Seems being an American does no good anymore in other countries right about now, so it took Padraic flying over on the very very "red-eye" express and all manner of appeal to the Embassy and the Pope and Common Cause against terrorism to convince the Carabinieri that the pair were more trouble than they were worth.
Padraic got into a little dustup with the Swiss Guard when he kept trying to get in and talk to the Pope about it all, but that's all a complicated digression not to be bothering us right now. The Pope sure as hell didn't want to be bothered about it at all, thats for sure.
While in jail, Suzi kept teaching her cellmates Woody Guthrie songs, but it was when she taught them a certain Arlo Guthrie lyric (Arlo is a relative of Guthrie, if you didn't know that) which drove the warden and the guards near mad with its repetitions (meaning the lyric, not the relationship), they finally ejected her with irritation.
"You can get anything you want in Alice's Restaurant . . ."
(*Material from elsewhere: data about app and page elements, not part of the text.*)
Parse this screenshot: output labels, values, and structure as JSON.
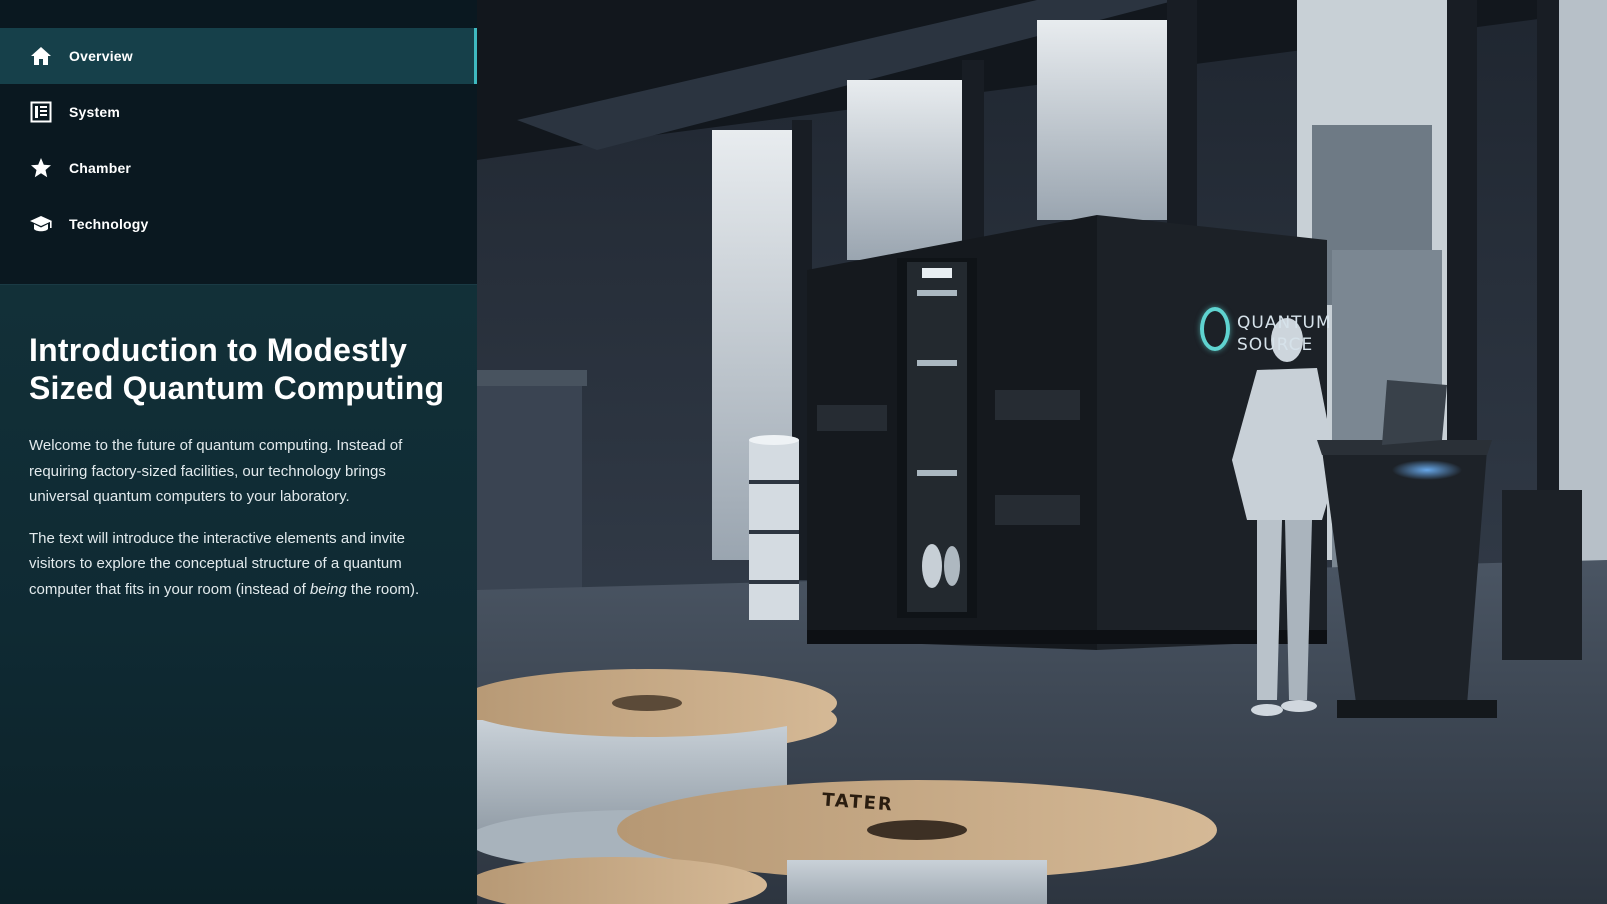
{
  "nav": {
    "items": [
      {
        "label": "Overview",
        "icon": "home-icon",
        "active": true
      },
      {
        "label": "System",
        "icon": "document-icon",
        "active": false
      },
      {
        "label": "Chamber",
        "icon": "star-icon",
        "active": false
      },
      {
        "label": "Technology",
        "icon": "mortarboard-icon",
        "active": false
      }
    ]
  },
  "content": {
    "title": "Introduction to Modestly Sized Quantum Computing",
    "paragraph1": "Welcome to the future of quantum computing. Instead of requiring factory-sized facilities, our technology brings universal quantum computers to your laboratory.",
    "paragraph2_before": "The text will introduce the interactive elements and invite visitors to explore the conceptual structure of a quantum computer that fits in your room (instead of ",
    "paragraph2_emphasis": "being",
    "paragraph2_after": " the room)."
  },
  "scene": {
    "brand_line1": "QUANTUM",
    "brand_line2": "SOURCE",
    "spool_label": "TATER"
  },
  "colors": {
    "accent": "#3fb9c0",
    "nav_active_bg": "#16404a",
    "sidebar_bg": "#0a1820",
    "content_bg": "#123038",
    "brand_ring": "#5fd3d0"
  }
}
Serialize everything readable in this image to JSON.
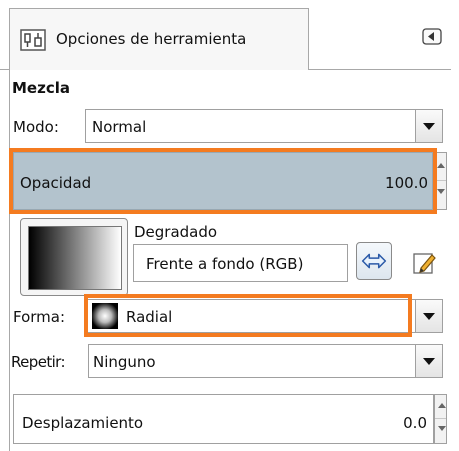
{
  "tab": {
    "label": "Opciones de herramienta"
  },
  "section": {
    "title": "Mezcla"
  },
  "mode": {
    "label": "Modo:",
    "value": "Normal"
  },
  "opacity": {
    "label": "Opacidad",
    "value": "100.0"
  },
  "gradient": {
    "label": "Degradado",
    "value": "Frente a fondo (RGB)"
  },
  "shape": {
    "label": "Forma:",
    "value": "Radial"
  },
  "repeat": {
    "label": "Repetir:",
    "value": "Ninguno"
  },
  "offset": {
    "label": "Desplazamiento",
    "value": "0.0"
  },
  "colors": {
    "highlight": "#f47b20",
    "slider_fill": "#b3c3cd"
  }
}
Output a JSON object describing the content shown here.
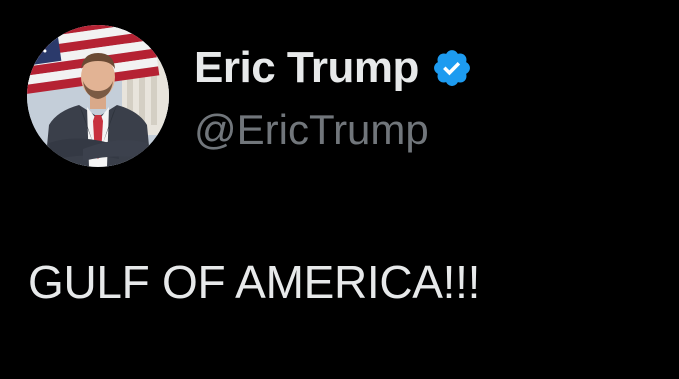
{
  "tweet": {
    "author": {
      "display_name": "Eric Trump",
      "handle": "@EricTrump",
      "verified": true,
      "avatar": "profile-photo-man-in-suit-with-american-flag"
    },
    "text": "GULF OF AMERICA!!!"
  },
  "colors": {
    "background": "#000000",
    "primary_text": "#e7e9ea",
    "secondary_text": "#71767b",
    "verified_blue": "#1d9bf0"
  }
}
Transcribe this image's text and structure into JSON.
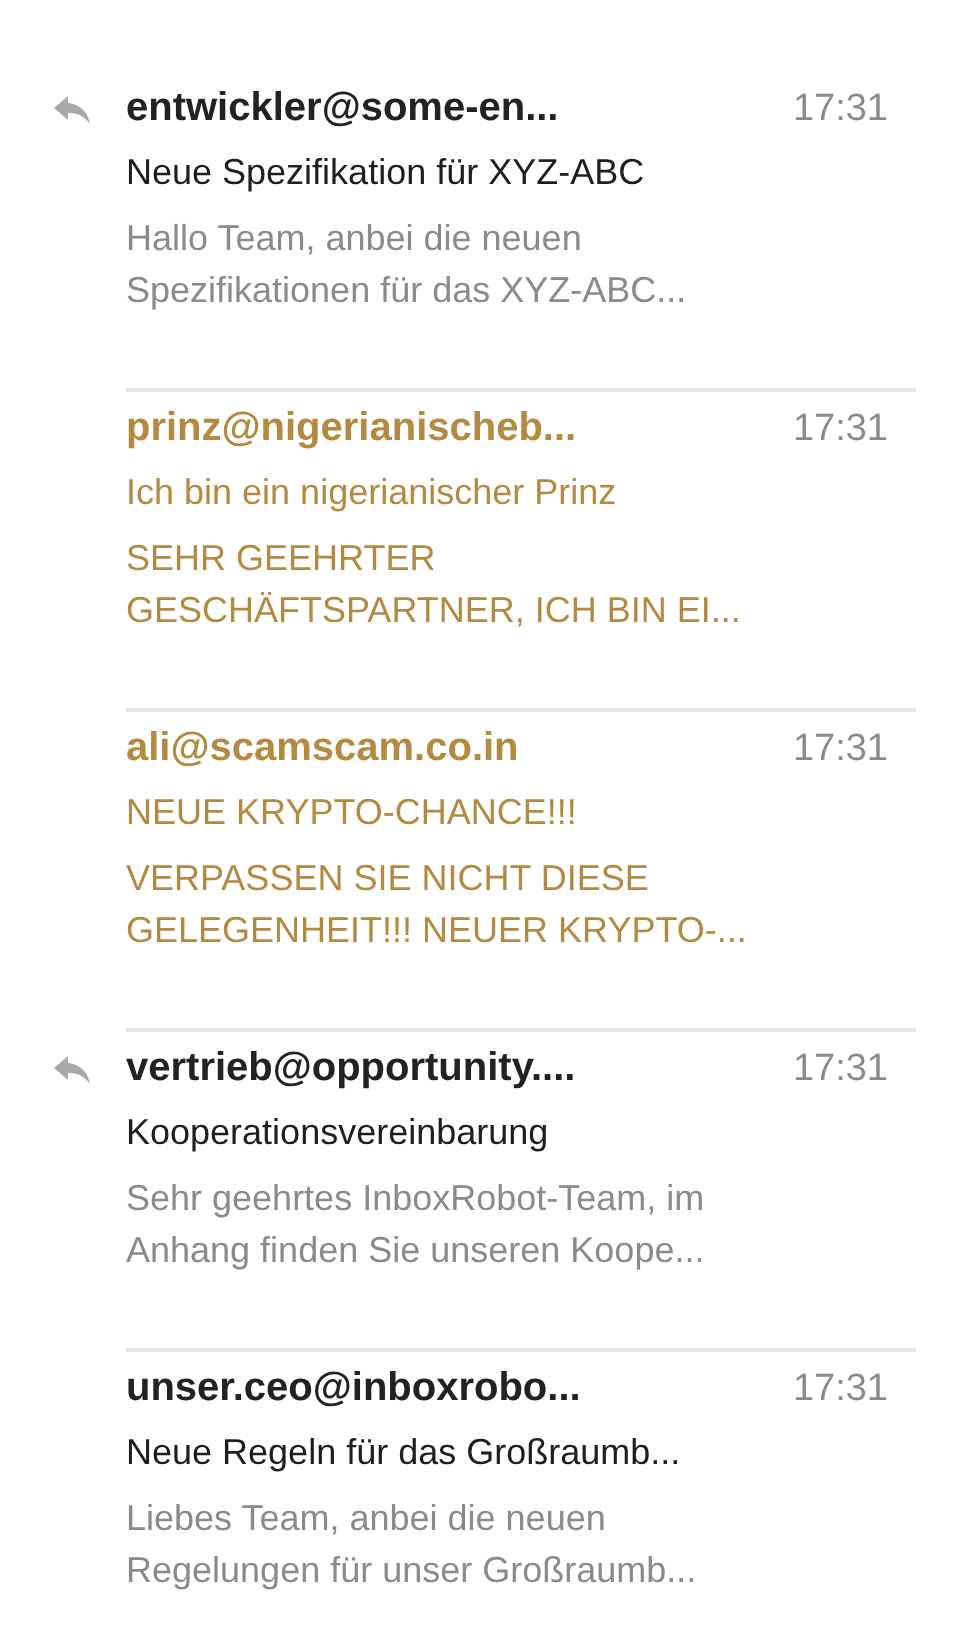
{
  "messages": [
    {
      "sender": "entwickler@some-en...",
      "time": "17:31",
      "subject": "Neue Spezifikation für XYZ-ABC",
      "preview_lines": [
        "Hallo Team, anbei die neuen",
        "Spezifikationen für das XYZ-ABC..."
      ],
      "replied": true,
      "junk": false
    },
    {
      "sender": "prinz@nigerianischeb...",
      "time": "17:31",
      "subject": "Ich bin ein nigerianischer Prinz",
      "preview_lines": [
        "SEHR GEEHRTER",
        "GESCHÄFTSPARTNER, ICH BIN EI..."
      ],
      "replied": false,
      "junk": true
    },
    {
      "sender": "ali@scamscam.co.in",
      "time": "17:31",
      "subject": "NEUE KRYPTO-CHANCE!!!",
      "preview_lines": [
        "VERPASSEN SIE NICHT DIESE",
        "GELEGENHEIT!!! NEUER KRYPTO-..."
      ],
      "replied": false,
      "junk": true
    },
    {
      "sender": "vertrieb@opportunity....",
      "time": "17:31",
      "subject": "Kooperationsvereinbarung",
      "preview_lines": [
        "Sehr geehrtes InboxRobot-Team, im",
        "Anhang finden Sie unseren Koope..."
      ],
      "replied": true,
      "junk": false
    },
    {
      "sender": "unser.ceo@inboxrobo...",
      "time": "17:31",
      "subject": "Neue Regeln für das Großraumb...",
      "preview_lines": [
        "Liebes Team, anbei die neuen",
        "Regelungen für unser Großraumb..."
      ],
      "replied": false,
      "junk": false
    }
  ]
}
So, they have never heard of anybody being ejected from jail for musical disturbance -- usually its the other way around here in America -- but they were ejected and told never to be seen or heard around Rome ever again and the Police put stamps in their passports saying all kinds of things in Roman and Latin and Italian meaning they was to be turned away at the border if they ever tried anything so foolish again.
They kept Jorge, as it seems the Argentinian consulate wanted to have nothing to do with him.
So with tears in their eyes they headed off to the airport under guard and boarded a plane that eventually took off and flew entirely without stopping all the way across the Atlantic Ocean until it got to America where stopped in New York City, meaning first it landed and then stopped, and there they boarded another plane that took them back home to California, which turns out is not such a bad place and it has better pizza, believe it or not, than Italy.
But we'll talk about all that and what happened in the cell and in the court and all about Jorge's red pants later on. Right now, things are hopping down at the Old Same Place Bar the day after Halloween which is also the last day of El Dias de Los Muertos. Right now, we need to talk up some of that good old Tradition.
Because that is just the way it is on the Island.
(see next day entry)
BACK TO STORY INDEX